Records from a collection
________________________________________

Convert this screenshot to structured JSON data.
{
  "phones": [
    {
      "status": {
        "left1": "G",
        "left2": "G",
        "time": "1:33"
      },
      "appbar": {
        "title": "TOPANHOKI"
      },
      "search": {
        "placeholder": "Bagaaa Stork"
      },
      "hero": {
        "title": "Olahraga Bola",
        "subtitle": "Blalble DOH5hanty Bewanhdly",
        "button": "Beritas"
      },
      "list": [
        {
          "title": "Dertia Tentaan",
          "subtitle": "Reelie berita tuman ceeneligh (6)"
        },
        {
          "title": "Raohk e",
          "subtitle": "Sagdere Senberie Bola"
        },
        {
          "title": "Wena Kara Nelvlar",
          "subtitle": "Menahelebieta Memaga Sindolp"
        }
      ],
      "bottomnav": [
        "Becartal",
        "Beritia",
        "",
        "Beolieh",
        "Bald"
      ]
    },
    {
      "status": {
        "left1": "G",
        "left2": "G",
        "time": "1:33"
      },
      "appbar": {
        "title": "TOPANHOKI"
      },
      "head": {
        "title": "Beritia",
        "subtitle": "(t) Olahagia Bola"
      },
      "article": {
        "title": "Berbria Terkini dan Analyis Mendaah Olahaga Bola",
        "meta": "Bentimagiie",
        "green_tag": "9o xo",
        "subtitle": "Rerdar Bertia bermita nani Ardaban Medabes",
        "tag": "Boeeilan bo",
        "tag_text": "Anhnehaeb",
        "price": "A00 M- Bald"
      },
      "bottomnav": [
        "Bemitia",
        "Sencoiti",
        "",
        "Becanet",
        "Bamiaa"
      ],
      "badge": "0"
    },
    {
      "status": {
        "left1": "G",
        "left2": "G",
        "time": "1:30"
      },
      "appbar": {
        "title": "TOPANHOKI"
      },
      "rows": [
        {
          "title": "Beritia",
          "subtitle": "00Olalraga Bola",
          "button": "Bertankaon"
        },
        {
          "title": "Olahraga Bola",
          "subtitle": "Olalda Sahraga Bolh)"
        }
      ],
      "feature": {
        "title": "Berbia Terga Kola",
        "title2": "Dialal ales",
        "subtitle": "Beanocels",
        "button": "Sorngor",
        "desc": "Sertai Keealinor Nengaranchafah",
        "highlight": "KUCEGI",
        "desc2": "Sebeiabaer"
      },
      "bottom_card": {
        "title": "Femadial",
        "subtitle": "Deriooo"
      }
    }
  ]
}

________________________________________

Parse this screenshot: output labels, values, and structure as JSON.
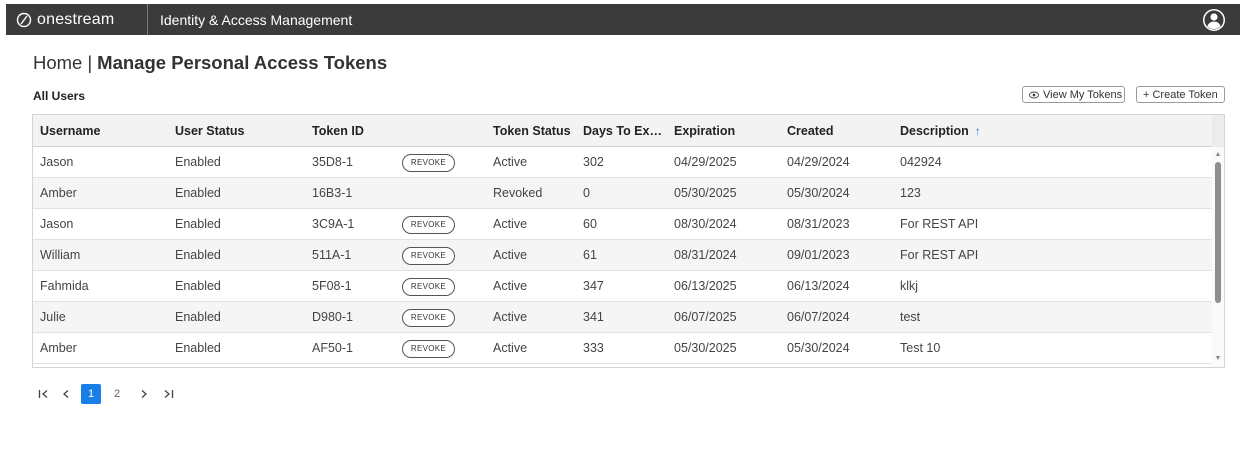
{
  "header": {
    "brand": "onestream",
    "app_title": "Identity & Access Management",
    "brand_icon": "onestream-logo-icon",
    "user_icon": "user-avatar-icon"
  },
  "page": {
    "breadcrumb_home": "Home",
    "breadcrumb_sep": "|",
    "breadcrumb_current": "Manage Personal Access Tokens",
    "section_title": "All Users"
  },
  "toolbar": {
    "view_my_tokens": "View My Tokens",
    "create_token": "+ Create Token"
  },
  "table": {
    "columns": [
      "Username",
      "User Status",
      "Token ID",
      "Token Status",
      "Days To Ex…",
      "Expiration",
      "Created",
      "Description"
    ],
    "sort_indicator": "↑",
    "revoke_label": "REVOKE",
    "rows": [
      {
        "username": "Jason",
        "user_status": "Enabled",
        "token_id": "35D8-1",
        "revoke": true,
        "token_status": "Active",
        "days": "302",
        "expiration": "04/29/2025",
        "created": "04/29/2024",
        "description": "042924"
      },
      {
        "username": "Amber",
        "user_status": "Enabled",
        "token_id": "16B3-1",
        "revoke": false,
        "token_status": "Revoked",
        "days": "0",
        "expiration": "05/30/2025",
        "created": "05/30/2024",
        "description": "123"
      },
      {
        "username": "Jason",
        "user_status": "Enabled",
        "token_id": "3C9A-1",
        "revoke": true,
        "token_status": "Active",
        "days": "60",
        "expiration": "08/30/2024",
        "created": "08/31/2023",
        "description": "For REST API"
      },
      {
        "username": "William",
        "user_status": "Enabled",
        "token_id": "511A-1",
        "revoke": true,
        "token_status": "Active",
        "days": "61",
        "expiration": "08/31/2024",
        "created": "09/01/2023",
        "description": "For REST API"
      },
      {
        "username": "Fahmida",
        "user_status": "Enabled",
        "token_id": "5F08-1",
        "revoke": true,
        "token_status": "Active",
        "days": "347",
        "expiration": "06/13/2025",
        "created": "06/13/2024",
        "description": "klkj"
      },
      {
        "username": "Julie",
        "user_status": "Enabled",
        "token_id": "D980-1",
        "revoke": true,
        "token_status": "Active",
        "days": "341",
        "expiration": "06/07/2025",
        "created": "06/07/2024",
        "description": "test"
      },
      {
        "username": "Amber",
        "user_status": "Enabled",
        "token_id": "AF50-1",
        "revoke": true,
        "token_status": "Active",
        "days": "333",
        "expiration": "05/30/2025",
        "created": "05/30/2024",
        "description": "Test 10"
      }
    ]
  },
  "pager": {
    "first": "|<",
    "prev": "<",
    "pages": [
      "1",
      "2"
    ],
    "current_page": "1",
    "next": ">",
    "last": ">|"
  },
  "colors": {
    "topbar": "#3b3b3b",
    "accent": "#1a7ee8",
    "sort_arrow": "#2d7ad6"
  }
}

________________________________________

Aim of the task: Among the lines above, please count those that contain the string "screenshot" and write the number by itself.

Answer for this exercise: 2